The thought process of some has been to try and catch the market when rates have come back down. So does a homeowner or buyer choose a shorter term mortgage, say, a three-year, hoping to renew in a shorter time frame, hoping rates go back to 2018 and 2019 levels? Or do you opt for a longer five-year term, locking in a rate and payment, taking advantage of stability and predictability?
Opting for a shorter term often means a higher rate. You are also rolling the dice, hoping to come up on the downslope of rate fluctuations when you renew in 3\three years. The key word is “if” rates come down. If they don’t, you could have wasted years at a higher rate. Also, if rates aren’t lower but higher in the short term, you could be subject to an even higher rate hit at renewal time. But what if they are softer? Ah, there’s the rub! Or you could sign for a longer term on the other side of the page, but if rates drop halfway into your term, you’ll end up paying a higher rate than those lower current ones. Furthermore, you would be subject to high prepayment penalties to try and take advantage of those lower rates.

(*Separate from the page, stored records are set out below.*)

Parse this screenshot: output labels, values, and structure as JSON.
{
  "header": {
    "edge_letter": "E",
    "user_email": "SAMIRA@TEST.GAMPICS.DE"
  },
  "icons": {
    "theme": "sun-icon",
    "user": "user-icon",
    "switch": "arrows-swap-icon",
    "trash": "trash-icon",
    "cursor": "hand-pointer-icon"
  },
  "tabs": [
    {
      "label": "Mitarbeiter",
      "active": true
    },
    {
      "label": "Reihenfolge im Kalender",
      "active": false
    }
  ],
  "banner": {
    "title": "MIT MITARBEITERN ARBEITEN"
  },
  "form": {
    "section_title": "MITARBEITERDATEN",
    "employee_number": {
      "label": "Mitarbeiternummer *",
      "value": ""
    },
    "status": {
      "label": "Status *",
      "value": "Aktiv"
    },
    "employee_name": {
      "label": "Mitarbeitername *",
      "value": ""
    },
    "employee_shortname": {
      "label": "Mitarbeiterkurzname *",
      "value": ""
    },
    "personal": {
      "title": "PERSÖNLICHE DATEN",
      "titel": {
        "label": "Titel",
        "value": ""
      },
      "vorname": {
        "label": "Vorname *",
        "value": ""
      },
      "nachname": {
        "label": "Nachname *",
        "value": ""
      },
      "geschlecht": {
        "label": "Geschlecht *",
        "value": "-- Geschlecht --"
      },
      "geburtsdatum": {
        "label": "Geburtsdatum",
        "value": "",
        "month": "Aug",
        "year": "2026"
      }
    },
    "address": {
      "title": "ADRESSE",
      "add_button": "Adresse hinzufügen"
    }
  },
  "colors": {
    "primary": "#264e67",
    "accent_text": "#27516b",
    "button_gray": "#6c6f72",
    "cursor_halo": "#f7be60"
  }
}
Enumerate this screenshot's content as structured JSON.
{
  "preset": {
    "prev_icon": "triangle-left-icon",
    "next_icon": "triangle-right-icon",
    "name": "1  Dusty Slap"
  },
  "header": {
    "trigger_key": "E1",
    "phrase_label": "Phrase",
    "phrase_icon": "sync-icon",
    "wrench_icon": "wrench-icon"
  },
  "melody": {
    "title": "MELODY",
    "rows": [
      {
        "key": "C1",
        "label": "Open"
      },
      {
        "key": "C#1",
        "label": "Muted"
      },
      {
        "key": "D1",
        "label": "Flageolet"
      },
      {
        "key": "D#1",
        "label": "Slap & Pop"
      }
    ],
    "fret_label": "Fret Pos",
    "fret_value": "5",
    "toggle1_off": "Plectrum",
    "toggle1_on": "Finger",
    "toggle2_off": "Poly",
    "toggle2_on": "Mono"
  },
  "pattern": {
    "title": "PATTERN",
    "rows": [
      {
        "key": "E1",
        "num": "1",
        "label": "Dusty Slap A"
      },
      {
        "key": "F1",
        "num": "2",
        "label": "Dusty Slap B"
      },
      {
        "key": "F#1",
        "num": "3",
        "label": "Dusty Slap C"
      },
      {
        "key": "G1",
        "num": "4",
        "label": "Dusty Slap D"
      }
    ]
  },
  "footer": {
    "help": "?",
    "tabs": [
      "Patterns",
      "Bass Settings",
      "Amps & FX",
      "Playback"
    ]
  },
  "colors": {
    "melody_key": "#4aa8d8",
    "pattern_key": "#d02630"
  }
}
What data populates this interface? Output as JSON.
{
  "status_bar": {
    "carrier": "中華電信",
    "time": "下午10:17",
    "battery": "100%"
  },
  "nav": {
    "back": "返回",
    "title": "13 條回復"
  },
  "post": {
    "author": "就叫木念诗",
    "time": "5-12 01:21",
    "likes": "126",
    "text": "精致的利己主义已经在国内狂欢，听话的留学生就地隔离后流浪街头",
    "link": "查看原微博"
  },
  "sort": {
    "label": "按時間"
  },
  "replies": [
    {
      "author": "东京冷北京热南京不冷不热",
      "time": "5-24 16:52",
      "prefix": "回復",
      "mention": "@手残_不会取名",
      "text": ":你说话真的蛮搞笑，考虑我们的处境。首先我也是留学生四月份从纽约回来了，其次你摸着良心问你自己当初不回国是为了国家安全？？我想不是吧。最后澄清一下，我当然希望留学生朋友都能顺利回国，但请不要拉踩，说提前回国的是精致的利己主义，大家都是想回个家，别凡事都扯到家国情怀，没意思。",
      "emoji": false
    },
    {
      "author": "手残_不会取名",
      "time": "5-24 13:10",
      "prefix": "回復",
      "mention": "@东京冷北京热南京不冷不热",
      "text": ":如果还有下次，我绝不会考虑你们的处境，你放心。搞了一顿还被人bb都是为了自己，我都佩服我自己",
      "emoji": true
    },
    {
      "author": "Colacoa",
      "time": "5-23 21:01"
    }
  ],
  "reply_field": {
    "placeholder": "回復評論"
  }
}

Each client’s mortgage and financial picture is individual and specific to their needs and risk tolerance. Therefore, getting unbiased advice is critical. Mortgage Brokers represent the client, not the bank, and are neutral in their direction.
This topic of a longer mortgage term versus a shorter one stands the test of time. Whether rates are up or down, it’s a conversation that comes up frequently, and that’s a good thing. Making sound mortgage decisions is vital to your unique situation. Connect with any of our Mortgage Brokers, and let’s discuss your situation and what mortgage solution makes sense.